  • December 20, 2011 | Authors: Scott A. Cammarn; Steven David Lofchie; Jed Benjamin Miller; Lary Stromfeld
  • Law Firms: Cadwalader, Wickersham & Taft LLP - New York Office ; Cadwalader, Wickersham & Taft LLP - Charlotte Office ; Cadwalader, Wickersham & Taft LLP - New York Office

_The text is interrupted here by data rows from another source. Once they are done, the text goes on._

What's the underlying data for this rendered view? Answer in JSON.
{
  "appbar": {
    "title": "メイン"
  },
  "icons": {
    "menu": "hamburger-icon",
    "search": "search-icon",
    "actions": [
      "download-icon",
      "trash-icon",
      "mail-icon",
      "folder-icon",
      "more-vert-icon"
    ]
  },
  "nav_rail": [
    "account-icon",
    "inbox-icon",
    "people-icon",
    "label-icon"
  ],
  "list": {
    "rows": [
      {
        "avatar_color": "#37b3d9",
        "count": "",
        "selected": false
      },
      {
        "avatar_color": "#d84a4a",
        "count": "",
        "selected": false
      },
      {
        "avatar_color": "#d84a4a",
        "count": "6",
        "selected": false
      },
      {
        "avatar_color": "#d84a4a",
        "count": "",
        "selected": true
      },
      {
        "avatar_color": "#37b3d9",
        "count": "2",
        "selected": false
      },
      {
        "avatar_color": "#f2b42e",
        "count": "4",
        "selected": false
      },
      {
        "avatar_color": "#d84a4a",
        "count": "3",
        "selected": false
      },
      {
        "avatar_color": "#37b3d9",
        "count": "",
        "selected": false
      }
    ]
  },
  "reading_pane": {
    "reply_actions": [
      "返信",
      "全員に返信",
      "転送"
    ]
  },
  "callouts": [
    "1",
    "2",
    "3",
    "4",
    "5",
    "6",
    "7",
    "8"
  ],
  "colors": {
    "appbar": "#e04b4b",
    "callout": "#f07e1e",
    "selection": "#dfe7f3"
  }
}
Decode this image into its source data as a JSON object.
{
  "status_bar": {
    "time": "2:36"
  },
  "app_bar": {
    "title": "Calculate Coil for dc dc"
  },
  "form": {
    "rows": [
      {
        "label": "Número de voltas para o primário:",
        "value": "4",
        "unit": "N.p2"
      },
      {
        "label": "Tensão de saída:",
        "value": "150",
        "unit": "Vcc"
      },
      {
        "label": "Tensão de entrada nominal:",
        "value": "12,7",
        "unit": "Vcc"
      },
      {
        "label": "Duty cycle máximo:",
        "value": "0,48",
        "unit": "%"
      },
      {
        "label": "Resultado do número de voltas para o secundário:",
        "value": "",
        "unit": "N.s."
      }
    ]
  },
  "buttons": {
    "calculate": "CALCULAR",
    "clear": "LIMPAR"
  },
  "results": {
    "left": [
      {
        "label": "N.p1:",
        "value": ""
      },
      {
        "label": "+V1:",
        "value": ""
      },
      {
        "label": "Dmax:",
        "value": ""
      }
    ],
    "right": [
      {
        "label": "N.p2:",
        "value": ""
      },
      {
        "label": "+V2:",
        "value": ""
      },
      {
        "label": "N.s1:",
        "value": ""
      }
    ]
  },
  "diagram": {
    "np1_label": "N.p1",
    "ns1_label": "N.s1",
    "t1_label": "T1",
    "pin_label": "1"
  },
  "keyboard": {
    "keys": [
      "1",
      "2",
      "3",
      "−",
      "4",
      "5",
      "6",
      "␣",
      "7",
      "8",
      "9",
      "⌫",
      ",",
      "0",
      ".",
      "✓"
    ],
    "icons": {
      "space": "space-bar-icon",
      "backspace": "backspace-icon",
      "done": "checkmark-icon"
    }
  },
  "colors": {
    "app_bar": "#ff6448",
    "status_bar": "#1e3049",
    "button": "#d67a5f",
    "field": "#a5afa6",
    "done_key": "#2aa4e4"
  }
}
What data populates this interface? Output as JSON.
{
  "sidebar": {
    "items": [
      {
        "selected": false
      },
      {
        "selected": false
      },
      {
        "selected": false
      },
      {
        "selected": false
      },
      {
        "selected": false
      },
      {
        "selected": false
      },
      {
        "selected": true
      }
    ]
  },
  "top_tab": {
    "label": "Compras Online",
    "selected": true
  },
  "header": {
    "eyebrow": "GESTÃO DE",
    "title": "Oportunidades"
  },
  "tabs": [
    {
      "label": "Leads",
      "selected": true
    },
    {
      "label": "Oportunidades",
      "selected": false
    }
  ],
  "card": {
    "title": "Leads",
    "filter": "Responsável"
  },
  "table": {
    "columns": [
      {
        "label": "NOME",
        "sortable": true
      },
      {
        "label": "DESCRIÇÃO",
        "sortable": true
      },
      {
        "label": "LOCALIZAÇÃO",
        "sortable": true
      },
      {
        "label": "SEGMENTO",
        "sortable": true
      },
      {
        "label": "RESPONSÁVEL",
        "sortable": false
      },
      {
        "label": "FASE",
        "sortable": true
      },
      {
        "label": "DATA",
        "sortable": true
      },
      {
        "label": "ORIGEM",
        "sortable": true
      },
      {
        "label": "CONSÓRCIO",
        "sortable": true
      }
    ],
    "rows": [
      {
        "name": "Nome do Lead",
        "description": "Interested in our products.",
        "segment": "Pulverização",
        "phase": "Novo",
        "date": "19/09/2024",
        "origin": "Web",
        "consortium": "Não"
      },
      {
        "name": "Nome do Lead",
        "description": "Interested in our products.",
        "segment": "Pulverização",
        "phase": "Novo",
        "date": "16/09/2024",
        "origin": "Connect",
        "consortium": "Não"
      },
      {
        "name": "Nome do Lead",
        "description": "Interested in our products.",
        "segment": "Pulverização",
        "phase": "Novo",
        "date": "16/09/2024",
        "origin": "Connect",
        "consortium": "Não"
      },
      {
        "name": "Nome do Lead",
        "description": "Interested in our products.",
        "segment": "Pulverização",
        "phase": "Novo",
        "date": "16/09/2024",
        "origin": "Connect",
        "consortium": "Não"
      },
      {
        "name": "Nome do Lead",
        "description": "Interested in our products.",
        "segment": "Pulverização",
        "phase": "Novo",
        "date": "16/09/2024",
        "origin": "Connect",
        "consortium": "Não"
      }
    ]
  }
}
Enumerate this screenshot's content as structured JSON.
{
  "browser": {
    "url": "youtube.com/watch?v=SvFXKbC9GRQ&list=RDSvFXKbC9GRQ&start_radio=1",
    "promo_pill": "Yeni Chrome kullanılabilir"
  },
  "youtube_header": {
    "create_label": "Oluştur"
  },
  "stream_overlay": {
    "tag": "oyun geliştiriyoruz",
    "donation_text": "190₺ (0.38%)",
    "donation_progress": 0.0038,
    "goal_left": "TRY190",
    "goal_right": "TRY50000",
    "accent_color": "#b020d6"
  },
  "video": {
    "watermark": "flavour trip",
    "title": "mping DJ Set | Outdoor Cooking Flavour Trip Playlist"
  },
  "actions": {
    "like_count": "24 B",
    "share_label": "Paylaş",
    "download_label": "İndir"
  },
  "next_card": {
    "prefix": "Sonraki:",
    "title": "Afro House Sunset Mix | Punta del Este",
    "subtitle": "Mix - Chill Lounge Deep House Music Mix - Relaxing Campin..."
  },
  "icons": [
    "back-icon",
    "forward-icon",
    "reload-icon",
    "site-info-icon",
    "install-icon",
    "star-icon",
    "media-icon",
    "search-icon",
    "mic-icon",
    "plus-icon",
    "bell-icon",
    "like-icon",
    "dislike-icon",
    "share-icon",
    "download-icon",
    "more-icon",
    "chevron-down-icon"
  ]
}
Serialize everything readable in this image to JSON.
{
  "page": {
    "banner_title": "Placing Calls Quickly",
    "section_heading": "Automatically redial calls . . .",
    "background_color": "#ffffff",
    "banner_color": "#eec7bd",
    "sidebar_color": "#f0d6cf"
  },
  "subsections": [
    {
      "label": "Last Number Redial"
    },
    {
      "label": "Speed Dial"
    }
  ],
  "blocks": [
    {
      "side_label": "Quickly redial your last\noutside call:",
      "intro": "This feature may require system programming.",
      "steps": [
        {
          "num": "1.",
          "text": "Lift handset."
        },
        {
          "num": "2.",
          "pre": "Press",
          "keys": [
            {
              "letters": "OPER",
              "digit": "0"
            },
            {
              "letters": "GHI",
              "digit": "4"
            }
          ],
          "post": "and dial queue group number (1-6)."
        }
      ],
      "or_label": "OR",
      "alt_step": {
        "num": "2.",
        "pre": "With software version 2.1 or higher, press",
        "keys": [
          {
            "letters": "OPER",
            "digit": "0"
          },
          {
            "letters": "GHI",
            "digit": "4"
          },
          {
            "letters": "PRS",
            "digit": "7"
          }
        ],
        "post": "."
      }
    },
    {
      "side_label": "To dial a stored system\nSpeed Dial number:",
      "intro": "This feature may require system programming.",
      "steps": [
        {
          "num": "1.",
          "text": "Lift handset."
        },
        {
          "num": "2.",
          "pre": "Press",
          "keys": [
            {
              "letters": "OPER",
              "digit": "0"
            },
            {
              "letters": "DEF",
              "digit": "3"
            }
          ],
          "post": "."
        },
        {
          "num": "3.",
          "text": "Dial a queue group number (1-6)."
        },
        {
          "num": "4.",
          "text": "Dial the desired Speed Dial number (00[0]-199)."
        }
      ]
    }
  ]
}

  • Federal regulators (the “Agencies”) recently issued a notice of proposed rulemaking (the “Proposal”) under Section 619 of the Dodd-Frank Act, commonly known as the “Volcker Rule.” The Volcker Rule generally restricts banks and all of their affiliates (collectively, “banking entities”) from engaging in proprietary trading activities, subject to exemptions that include proprietary transactions in securities that are “obligations of any State or of any political subdivision thereof.” The Volcker Rule also restricts banking entities from investing in or sponsoring “hedge funds” or “private equity funds,” although it defines those terms to encompass a far broader range of entities than those commonly thought of as hedge funds or private equity funds. For example, for purposes of the Volcker Rule, these terms include special purpose vehicles used in securitizations and financings. In addition, the Volcker Rule prohibits certain transactions between a banking entity and any “hedge fund” or “private equity fund” for which the banking entity or any of its affiliates is the investment adviser, investment manager, or sponsor. The Volcker Rule is scheduled to go into effect on July 21, 2012, although banking entities will have until July 21, 2014 (and possibly longer through Federal Reserve Board extensions) to bring their activities into compliance.